◆ **Material supplied**
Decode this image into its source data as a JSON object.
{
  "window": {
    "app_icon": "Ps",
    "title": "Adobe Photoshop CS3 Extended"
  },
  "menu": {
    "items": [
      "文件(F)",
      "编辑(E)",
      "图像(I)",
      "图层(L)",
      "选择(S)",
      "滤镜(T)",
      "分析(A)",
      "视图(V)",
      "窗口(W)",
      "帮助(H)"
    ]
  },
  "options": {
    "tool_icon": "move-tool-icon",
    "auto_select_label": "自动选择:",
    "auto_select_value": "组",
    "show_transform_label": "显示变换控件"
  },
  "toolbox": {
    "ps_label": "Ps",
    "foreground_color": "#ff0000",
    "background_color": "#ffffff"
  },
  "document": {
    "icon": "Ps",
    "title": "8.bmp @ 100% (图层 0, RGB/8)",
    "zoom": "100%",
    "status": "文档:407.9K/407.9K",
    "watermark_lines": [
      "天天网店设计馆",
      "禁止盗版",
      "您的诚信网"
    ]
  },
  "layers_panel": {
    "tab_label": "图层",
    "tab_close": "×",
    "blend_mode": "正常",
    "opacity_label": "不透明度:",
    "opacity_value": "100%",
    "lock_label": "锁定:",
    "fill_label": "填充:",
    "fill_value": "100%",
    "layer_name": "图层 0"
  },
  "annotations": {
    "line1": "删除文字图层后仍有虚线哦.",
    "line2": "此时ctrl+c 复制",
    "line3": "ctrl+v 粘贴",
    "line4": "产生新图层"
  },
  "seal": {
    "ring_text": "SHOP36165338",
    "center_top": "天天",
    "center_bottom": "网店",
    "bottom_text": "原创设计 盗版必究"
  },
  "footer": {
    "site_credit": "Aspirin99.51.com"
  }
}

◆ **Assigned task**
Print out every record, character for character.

◆ **Finished task**
Decode this image into its source data as a JSON object.
{
  "window": {
    "app_icon": "Ps",
    "title": "Adobe Photoshop CS3 Extended"
  },
  "menu": {
    "items": [
      "文件(F)",
      "编辑(E)",
      "图像(I)",
      "图层(L)",
      "选择(S)",
      "滤镜(T)",
      "分析(A)",
      "视图(V)",
      "窗口(W)",
      "帮助(H)"
    ]
  },
  "options": {
    "tool_icon": "move-tool-icon",
    "auto_select_label": "自动选择:",
    "auto_select_value": "组",
    "show_transform_label": "显示变换控件"
  },
  "toolbox": {
    "ps_label": "Ps",
    "foreground_color": "#ff0000",
    "background_color": "#ffffff"
  },
  "document": {
    "icon": "Ps",
    "title": "8.bmp @ 100% (图层 0, RGB/8)",
    "zoom": "100%",
    "status": "文档:407.9K/407.9K",
    "watermark_lines": [
      "天天网店设计馆",
      "禁止盗版",
      "您的诚信网"
    ]
  },
  "layers_panel": {
    "tab_label": "图层",
    "tab_close": "×",
    "blend_mode": "正常",
    "opacity_label": "不透明度:",
    "opacity_value": "100%",
    "lock_label": "锁定:",
    "fill_label": "填充:",
    "fill_value": "100%",
    "layer_name": "图层 0"
  },
  "annotations": {
    "line1": "删除文字图层后仍有虚线哦.",
    "line2": "此时ctrl+c 复制",
    "line3": "ctrl+v 粘贴",
    "line4": "产生新图层"
  },
  "seal": {
    "ring_text": "SHOP36165338",
    "center_top": "天天",
    "center_bottom": "网店",
    "bottom_text": "原创设计 盗版必究"
  },
  "footer": {
    "site_credit": "Aspirin99.51.com"
  }
}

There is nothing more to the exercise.